For the second straight year, they're cleaning their own glass at the league's highest rate. And for the second straight year, they're allowing both the lowest proportion of opponent shots from inside the restricted area and the lowest field-goal percentage on such shots. Their three most prominent frontcourt defenders - Giannis Antetokounmpo, Robin Lopez, and Brook Lopez - rank first, third, and fourth in the league in defensive field-goal percentage at the rim.
Allowing scads of 3-pointers, which the Bucks do as a consequence of their interior-oriented approach, once seemed antithetical to efficient defensive principles. But they're so good at barricading the paint that what happens outside of it almost doesn't matter. They know they can't take away everything, so they don't try. They don't let perfect be the enemy of ridiculously good.
That's not to say they aren't menacing on the perimeter as well. Eric Bledsoe, Khris Middleton, Donte DiVincenzo, George Hill, and Wesley Matthews all impose their will at the point of attack, inviting opponents to challenge one of the Lopez twins at the hoop while giving pursuit and blotting out space from the rear. Once you step past the threshold as an opposing offensive player, the front door slams shut behind you, and you're faced with a back door that won't budge. Suddenly you're locked in a house of horrors, with a Giannis monster running amok and ready to swallow you whole.
It feels, to a degree, like the Bucks have hacked NBA defense in the same way those Kevin Garnett-led Celtics defenses did in the late 2000s by icing the pick-and-roll and flooding the strong side of the floor before the rest of the league caught on. Like those Celtics teams, the Bucks have created an ideal synergy of personnel and scheme that has both placed them ahead of the curve and made their blueprint unreplicable. Like those Celtics defenses, their magic is unlocked by a singularly gifted 7-foot unicorn.
I'm looking forward to once again watching that unicorn wreak defensive havoc, be it as a back-line helper, a perimeter rover, or a one-on-one enveloper. I'm looking forward to being reminded of the symbiosis between Antetokounmpo's fluid speed and the unscalable verticality of the Lopez twins. I'm looking forward to watching more possessions like the one below, in which Giannis shuttles between multiple assignments and blows up two or three different actions, buying Brook Lopez time to position himself for a perfect at-rim contest just when the offense finally manages to evade Giannis and thinks it's home free.
The term "copycat league" gets thrown around a lot, but schemes themselves are less than half the battle. Other teams have adopted Milwaukee's approach of going all-in on rim protection - even at the cost of surrendering a ton of 3-pointers - and some, like the Raptors and Celtics, have found a great deal of success doing so. But it's one thing to take cues from the Bucks and quite another to defend like them.
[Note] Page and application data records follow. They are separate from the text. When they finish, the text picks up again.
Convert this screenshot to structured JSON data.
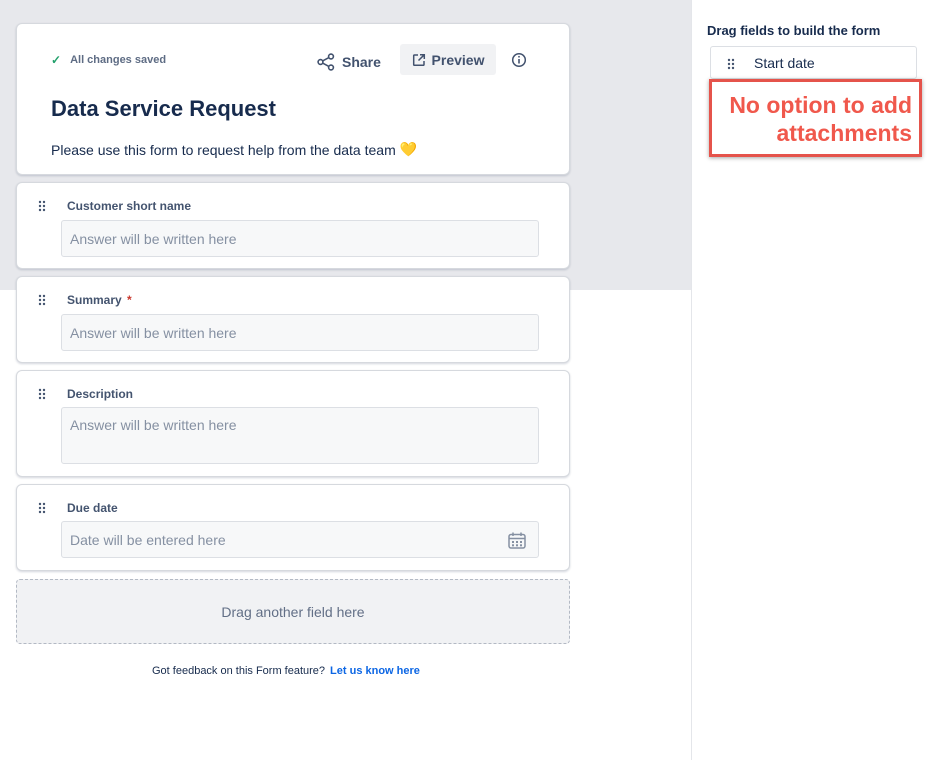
{
  "header": {
    "saved_status": "All changes saved",
    "share_label": "Share",
    "preview_label": "Preview",
    "title": "Data Service Request",
    "description": "Please use this form to request help from the data team",
    "description_emoji": "💛"
  },
  "fields": [
    {
      "label": "Customer short name",
      "required": false,
      "placeholder": "Answer will be written here"
    },
    {
      "label": "Summary",
      "required": true,
      "required_marker": "*",
      "placeholder": "Answer will be written here"
    },
    {
      "label": "Description",
      "required": false,
      "placeholder": "Answer will be written here"
    },
    {
      "label": "Due date",
      "required": false,
      "placeholder": "Date will be entered here"
    }
  ],
  "drop_zone": {
    "label": "Drag another field here"
  },
  "feedback": {
    "text": "Got feedback on this Form feature?",
    "link": "Let us know here"
  },
  "panel": {
    "title": "Drag fields to build the form",
    "available_fields": [
      "Start date"
    ]
  },
  "annotation": {
    "line1": "No option to add",
    "line2": "attachments"
  },
  "colors": {
    "accent": "#0c66e4",
    "success": "#22a06b",
    "required": "#c9372c",
    "annotation": "#e5534b"
  },
  "icons": {
    "saved": "check-icon",
    "share": "share-icon",
    "preview": "external-link-icon",
    "info": "info-icon",
    "drag": "drag-handle-icon",
    "date": "calendar-icon"
  }
}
It's a bit like how other teams tried to downsize in an effort to replicate Golden State's model, ignoring the fact that it was the Warriors' wholly unique personnel group that allowed them to perfect small ball. Expecting the same result is usually a recipe for disappointment.
Head coach Mike Budenholzer was criticized last season for a lack of scheme flexibility in the playoffs, but it was the Bucks' offense, not their defense, that ultimately failed them in the conference finals. There's still reason to think they can be neutralized on that side of the ball in a way some other contenders can't be, but their defense is even better this year and could very well be good enough to carry them to a championship.
I can't wait to watch and find out.
Joe Wolfond is a features writer for theScore.